• EXERCISE INSTRUCTIONS:
The entries are to be repeated in full, without any change.

PROVIDED DATA below:

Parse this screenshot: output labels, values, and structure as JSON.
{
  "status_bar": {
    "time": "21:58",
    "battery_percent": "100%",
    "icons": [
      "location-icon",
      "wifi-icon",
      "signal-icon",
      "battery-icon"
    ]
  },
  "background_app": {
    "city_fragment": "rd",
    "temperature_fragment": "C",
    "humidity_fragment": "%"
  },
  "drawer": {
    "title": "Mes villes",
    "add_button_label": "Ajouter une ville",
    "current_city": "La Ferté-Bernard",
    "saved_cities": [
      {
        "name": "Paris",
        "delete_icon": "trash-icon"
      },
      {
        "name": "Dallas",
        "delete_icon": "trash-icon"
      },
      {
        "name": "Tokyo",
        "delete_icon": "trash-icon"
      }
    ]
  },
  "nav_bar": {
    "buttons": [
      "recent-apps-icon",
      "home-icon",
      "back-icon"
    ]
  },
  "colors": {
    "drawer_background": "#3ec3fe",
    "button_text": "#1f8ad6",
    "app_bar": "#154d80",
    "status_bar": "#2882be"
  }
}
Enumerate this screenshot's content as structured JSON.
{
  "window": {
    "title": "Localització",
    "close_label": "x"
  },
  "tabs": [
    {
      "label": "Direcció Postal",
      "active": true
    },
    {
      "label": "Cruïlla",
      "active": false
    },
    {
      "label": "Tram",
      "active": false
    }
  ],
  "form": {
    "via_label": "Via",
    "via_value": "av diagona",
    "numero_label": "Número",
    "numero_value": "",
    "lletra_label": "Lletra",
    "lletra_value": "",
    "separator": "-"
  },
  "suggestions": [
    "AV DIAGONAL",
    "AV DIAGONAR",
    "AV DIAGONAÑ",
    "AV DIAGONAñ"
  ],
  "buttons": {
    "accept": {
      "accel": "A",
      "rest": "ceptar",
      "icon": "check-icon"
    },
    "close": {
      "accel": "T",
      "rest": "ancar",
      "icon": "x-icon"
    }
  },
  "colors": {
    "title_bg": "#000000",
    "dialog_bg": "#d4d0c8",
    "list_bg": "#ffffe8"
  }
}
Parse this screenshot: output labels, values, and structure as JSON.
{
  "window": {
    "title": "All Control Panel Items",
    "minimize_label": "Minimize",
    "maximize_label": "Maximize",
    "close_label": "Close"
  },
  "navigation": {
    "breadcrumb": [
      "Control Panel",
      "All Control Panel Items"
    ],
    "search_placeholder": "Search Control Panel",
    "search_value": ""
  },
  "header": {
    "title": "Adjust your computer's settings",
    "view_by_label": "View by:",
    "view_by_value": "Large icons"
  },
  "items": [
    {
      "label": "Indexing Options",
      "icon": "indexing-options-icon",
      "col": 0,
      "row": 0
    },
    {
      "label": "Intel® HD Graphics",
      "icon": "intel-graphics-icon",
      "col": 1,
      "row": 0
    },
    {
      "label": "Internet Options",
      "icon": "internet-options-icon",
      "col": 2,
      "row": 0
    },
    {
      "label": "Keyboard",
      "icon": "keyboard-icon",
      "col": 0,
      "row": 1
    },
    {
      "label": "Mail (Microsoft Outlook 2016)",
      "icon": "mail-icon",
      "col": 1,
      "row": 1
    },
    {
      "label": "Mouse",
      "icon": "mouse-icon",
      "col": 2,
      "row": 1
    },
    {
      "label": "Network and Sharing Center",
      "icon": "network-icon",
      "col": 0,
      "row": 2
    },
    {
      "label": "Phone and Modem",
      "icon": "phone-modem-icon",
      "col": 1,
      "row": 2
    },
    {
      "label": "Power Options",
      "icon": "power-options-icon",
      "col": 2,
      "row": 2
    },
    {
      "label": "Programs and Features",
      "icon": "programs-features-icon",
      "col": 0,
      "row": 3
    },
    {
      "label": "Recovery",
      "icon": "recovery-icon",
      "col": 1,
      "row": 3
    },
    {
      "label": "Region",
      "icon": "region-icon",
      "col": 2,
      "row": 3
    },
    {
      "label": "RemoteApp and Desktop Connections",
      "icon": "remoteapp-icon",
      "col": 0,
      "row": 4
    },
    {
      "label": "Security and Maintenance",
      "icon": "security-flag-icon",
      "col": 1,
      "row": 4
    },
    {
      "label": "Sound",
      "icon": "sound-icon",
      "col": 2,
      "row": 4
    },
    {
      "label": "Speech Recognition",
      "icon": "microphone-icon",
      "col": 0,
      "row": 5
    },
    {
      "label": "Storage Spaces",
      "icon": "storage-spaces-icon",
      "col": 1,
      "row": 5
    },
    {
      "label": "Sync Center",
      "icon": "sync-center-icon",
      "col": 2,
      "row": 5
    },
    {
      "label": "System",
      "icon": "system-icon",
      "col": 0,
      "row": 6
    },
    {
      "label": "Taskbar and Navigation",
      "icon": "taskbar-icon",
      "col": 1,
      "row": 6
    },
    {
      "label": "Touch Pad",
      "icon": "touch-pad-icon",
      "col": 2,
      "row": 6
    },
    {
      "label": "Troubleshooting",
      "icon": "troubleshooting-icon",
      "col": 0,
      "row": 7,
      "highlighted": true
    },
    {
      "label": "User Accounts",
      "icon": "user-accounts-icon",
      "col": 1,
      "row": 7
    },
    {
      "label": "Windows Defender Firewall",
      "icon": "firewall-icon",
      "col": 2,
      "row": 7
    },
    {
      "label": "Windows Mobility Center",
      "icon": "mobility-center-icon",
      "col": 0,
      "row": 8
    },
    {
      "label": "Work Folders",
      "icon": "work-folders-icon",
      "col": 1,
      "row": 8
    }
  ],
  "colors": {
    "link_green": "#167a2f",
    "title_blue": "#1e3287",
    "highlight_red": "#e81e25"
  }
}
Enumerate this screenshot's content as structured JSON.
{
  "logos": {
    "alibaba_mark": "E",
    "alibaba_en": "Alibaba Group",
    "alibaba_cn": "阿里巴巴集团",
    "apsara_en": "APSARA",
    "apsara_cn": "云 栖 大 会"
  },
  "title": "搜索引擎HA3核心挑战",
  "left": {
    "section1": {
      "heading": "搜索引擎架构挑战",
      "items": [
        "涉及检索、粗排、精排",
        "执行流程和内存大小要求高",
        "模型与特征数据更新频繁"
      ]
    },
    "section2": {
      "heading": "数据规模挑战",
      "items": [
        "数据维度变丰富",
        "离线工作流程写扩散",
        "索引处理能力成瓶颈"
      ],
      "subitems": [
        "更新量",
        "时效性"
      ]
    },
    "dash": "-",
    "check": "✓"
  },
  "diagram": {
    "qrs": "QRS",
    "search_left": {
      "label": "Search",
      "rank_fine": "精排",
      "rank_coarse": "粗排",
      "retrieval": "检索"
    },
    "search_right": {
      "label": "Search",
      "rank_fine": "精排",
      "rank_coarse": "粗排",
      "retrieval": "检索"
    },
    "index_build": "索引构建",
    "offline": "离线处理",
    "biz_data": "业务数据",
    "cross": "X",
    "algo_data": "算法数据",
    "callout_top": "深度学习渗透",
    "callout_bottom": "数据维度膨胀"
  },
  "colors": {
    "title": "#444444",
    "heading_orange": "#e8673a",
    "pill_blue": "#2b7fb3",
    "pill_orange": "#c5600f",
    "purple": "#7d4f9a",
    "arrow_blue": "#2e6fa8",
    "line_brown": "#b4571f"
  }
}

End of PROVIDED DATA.

• THE ANSWER:
Parse this screenshot: output labels, values, and structure as JSON.
{
  "status_bar": {
    "time": "21:58",
    "battery_percent": "100%",
    "icons": [
      "location-icon",
      "wifi-icon",
      "signal-icon",
      "battery-icon"
    ]
  },
  "background_app": {
    "city_fragment": "rd",
    "temperature_fragment": "C",
    "humidity_fragment": "%"
  },
  "drawer": {
    "title": "Mes villes",
    "add_button_label": "Ajouter une ville",
    "current_city": "La Ferté-Bernard",
    "saved_cities": [
      {
        "name": "Paris",
        "delete_icon": "trash-icon"
      },
      {
        "name": "Dallas",
        "delete_icon": "trash-icon"
      },
      {
        "name": "Tokyo",
        "delete_icon": "trash-icon"
      }
    ]
  },
  "nav_bar": {
    "buttons": [
      "recent-apps-icon",
      "home-icon",
      "back-icon"
    ]
  },
  "colors": {
    "drawer_background": "#3ec3fe",
    "button_text": "#1f8ad6",
    "app_bar": "#154d80",
    "status_bar": "#2882be"
  }
}
Enumerate this screenshot's content as structured JSON.
{
  "window": {
    "title": "Localització",
    "close_label": "x"
  },
  "tabs": [
    {
      "label": "Direcció Postal",
      "active": true
    },
    {
      "label": "Cruïlla",
      "active": false
    },
    {
      "label": "Tram",
      "active": false
    }
  ],
  "form": {
    "via_label": "Via",
    "via_value": "av diagona",
    "numero_label": "Número",
    "numero_value": "",
    "lletra_label": "Lletra",
    "lletra_value": "",
    "separator": "-"
  },
  "suggestions": [
    "AV DIAGONAL",
    "AV DIAGONAR",
    "AV DIAGONAÑ",
    "AV DIAGONAñ"
  ],
  "buttons": {
    "accept": {
      "accel": "A",
      "rest": "ceptar",
      "icon": "check-icon"
    },
    "close": {
      "accel": "T",
      "rest": "ancar",
      "icon": "x-icon"
    }
  },
  "colors": {
    "title_bg": "#000000",
    "dialog_bg": "#d4d0c8",
    "list_bg": "#ffffe8"
  }
}
Parse this screenshot: output labels, values, and structure as JSON.
{
  "window": {
    "title": "All Control Panel Items",
    "minimize_label": "Minimize",
    "maximize_label": "Maximize",
    "close_label": "Close"
  },
  "navigation": {
    "breadcrumb": [
      "Control Panel",
      "All Control Panel Items"
    ],
    "search_placeholder": "Search Control Panel",
    "search_value": ""
  },
  "header": {
    "title": "Adjust your computer's settings",
    "view_by_label": "View by:",
    "view_by_value": "Large icons"
  },
  "items": [
    {
      "label": "Indexing Options",
      "icon": "indexing-options-icon",
      "col": 0,
      "row": 0
    },
    {
      "label": "Intel® HD Graphics",
      "icon": "intel-graphics-icon",
      "col": 1,
      "row": 0
    },
    {
      "label": "Internet Options",
      "icon": "internet-options-icon",
      "col": 2,
      "row": 0
    },
    {
      "label": "Keyboard",
      "icon": "keyboard-icon",
      "col": 0,
      "row": 1
    },
    {
      "label": "Mail (Microsoft Outlook 2016)",
      "icon": "mail-icon",
      "col": 1,
      "row": 1
    },
    {
      "label": "Mouse",
      "icon": "mouse-icon",
      "col": 2,
      "row": 1
    },
    {
      "label": "Network and Sharing Center",
      "icon": "network-icon",
      "col": 0,
      "row": 2
    },
    {
      "label": "Phone and Modem",
      "icon": "phone-modem-icon",
      "col": 1,
      "row": 2
    },
    {
      "label": "Power Options",
      "icon": "power-options-icon",
      "col": 2,
      "row": 2
    },
    {
      "label": "Programs and Features",
      "icon": "programs-features-icon",
      "col": 0,
      "row": 3
    },
    {
      "label": "Recovery",
      "icon": "recovery-icon",
      "col": 1,
      "row": 3
    },
    {
      "label": "Region",
      "icon": "region-icon",
      "col": 2,
      "row": 3
    },
    {
      "label": "RemoteApp and Desktop Connections",
      "icon": "remoteapp-icon",
      "col": 0,
      "row": 4
    },
    {
      "label": "Security and Maintenance",
      "icon": "security-flag-icon",
      "col": 1,
      "row": 4
    },
    {
      "label": "Sound",
      "icon": "sound-icon",
      "col": 2,
      "row": 4
    },
    {
      "label": "Speech Recognition",
      "icon": "microphone-icon",
      "col": 0,
      "row": 5
    },
    {
      "label": "Storage Spaces",
      "icon": "storage-spaces-icon",
      "col": 1,
      "row": 5
    },
    {
      "label": "Sync Center",
      "icon": "sync-center-icon",
      "col": 2,
      "row": 5
    },
    {
      "label": "System",
      "icon": "system-icon",
      "col": 0,
      "row": 6
    },
    {
      "label": "Taskbar and Navigation",
      "icon": "taskbar-icon",
      "col": 1,
      "row": 6
    },
    {
      "label": "Touch Pad",
      "icon": "touch-pad-icon",
      "col": 2,
      "row": 6
    },
    {
      "label": "Troubleshooting",
      "icon": "troubleshooting-icon",
      "col": 0,
      "row": 7,
      "highlighted": true
    },
    {
      "label": "User Accounts",
      "icon": "user-accounts-icon",
      "col": 1,
      "row": 7
    },
    {
      "label": "Windows Defender Firewall",
      "icon": "firewall-icon",
      "col": 2,
      "row": 7
    },
    {
      "label": "Windows Mobility Center",
      "icon": "mobility-center-icon",
      "col": 0,
      "row": 8
    },
    {
      "label": "Work Folders",
      "icon": "work-folders-icon",
      "col": 1,
      "row": 8
    }
  ],
  "colors": {
    "link_green": "#167a2f",
    "title_blue": "#1e3287",
    "highlight_red": "#e81e25"
  }
}
Enumerate this screenshot's content as structured JSON.
{
  "logos": {
    "alibaba_mark": "E",
    "alibaba_en": "Alibaba Group",
    "alibaba_cn": "阿里巴巴集团",
    "apsara_en": "APSARA",
    "apsara_cn": "云 栖 大 会"
  },
  "title": "搜索引擎HA3核心挑战",
  "left": {
    "section1": {
      "heading": "搜索引擎架构挑战",
      "items": [
        "涉及检索、粗排、精排",
        "执行流程和内存大小要求高",
        "模型与特征数据更新频繁"
      ]
    },
    "section2": {
      "heading": "数据规模挑战",
      "items": [
        "数据维度变丰富",
        "离线工作流程写扩散",
        "索引处理能力成瓶颈"
      ],
      "subitems": [
        "更新量",
        "时效性"
      ]
    },
    "dash": "-",
    "check": "✓"
  },
  "diagram": {
    "qrs": "QRS",
    "search_left": {
      "label": "Search",
      "rank_fine": "精排",
      "rank_coarse": "粗排",
      "retrieval": "检索"
    },
    "search_right": {
      "label": "Search",
      "rank_fine": "精排",
      "rank_coarse": "粗排",
      "retrieval": "检索"
    },
    "index_build": "索引构建",
    "offline": "离线处理",
    "biz_data": "业务数据",
    "cross": "X",
    "algo_data": "算法数据",
    "callout_top": "深度学习渗透",
    "callout_bottom": "数据维度膨胀"
  },
  "colors": {
    "title": "#444444",
    "heading_orange": "#e8673a",
    "pill_blue": "#2b7fb3",
    "pill_orange": "#c5600f",
    "purple": "#7d4f9a",
    "arrow_blue": "#2e6fa8",
    "line_brown": "#b4571f"
  }
}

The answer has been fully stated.